“The ABIM Nephrology Board will not be taking any action independent of the general ABIM actions,” Rodriguez said, but a top-level administrator at the VA sent a link to The New England Journal of Medicine article to a list that included all the VA chief medical officers “reminding our staff that sharing and condoning medical misinformation is an issue that we continue to address nationally.”

As part of its campaign, ABIM emailed medical society leaders and others a “communications toolkit” encouraging them to become active in its campaign against misinformation. The toolkit includes sample emails to send colleagues with a link to The New England Journal of Medicine article, a draft copy to use in a newsletter, a sample Letter to the Editor to send to mainstream media, and sample social media posts.

Deidra Crews, MD, a former ABIM Nephrology Board member and professor of medicine at Johns Hopkins University in Baltimore, MD, said that she has encountered some disinformation in the kidney community, but it is “rare.” She said that some “safeguards” in place to prevent the spread of misinformation at forums, such as conferences, are the presence of gatekeepers to “guard against those who may be known for spreading misinformation” and to request slides ahead of time to review what a person plans to say. “There can be times when what is said during a conference could be something that many may find to be offensive or to be misinformation, and then you [may have to] make a counter statement,” Crews said.

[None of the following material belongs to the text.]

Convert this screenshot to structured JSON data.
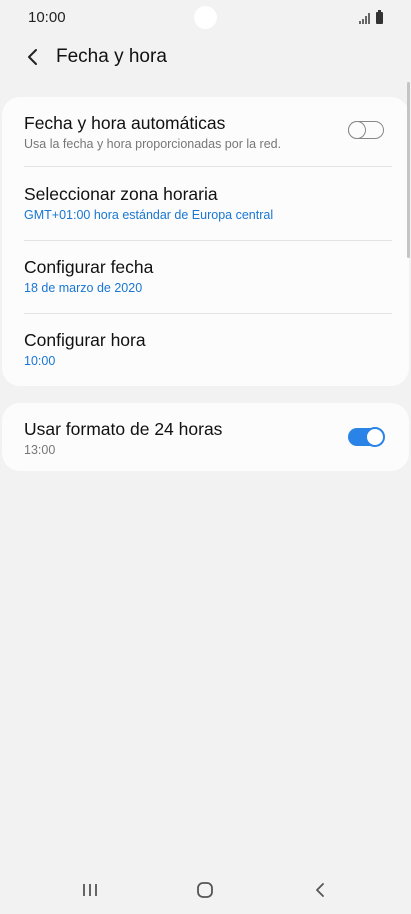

Matthew Sparks, a current ABIM Nephrology Board member and assistant professor of medicine at Duke University in Durham, NC, said that “It is becoming increasingly important to have a presence online to whatever capacity you feel comfortable. That can be just a website,” or it could involve finding ways for greater advocacy to combat misinformation. Sparks is the program director for the Nephrology Social Media Collective Internship, a yearlong curriculum that teaches how to use social media effectively “to be part of the solution.” Information on the program, which began in 2015, is available at (7). “There is no way to eliminate misinformation, so it is imperative that all of us take it upon ourselves to call it out and also put out information that is not only accurate but [is also] backed up by data,” Sparks said.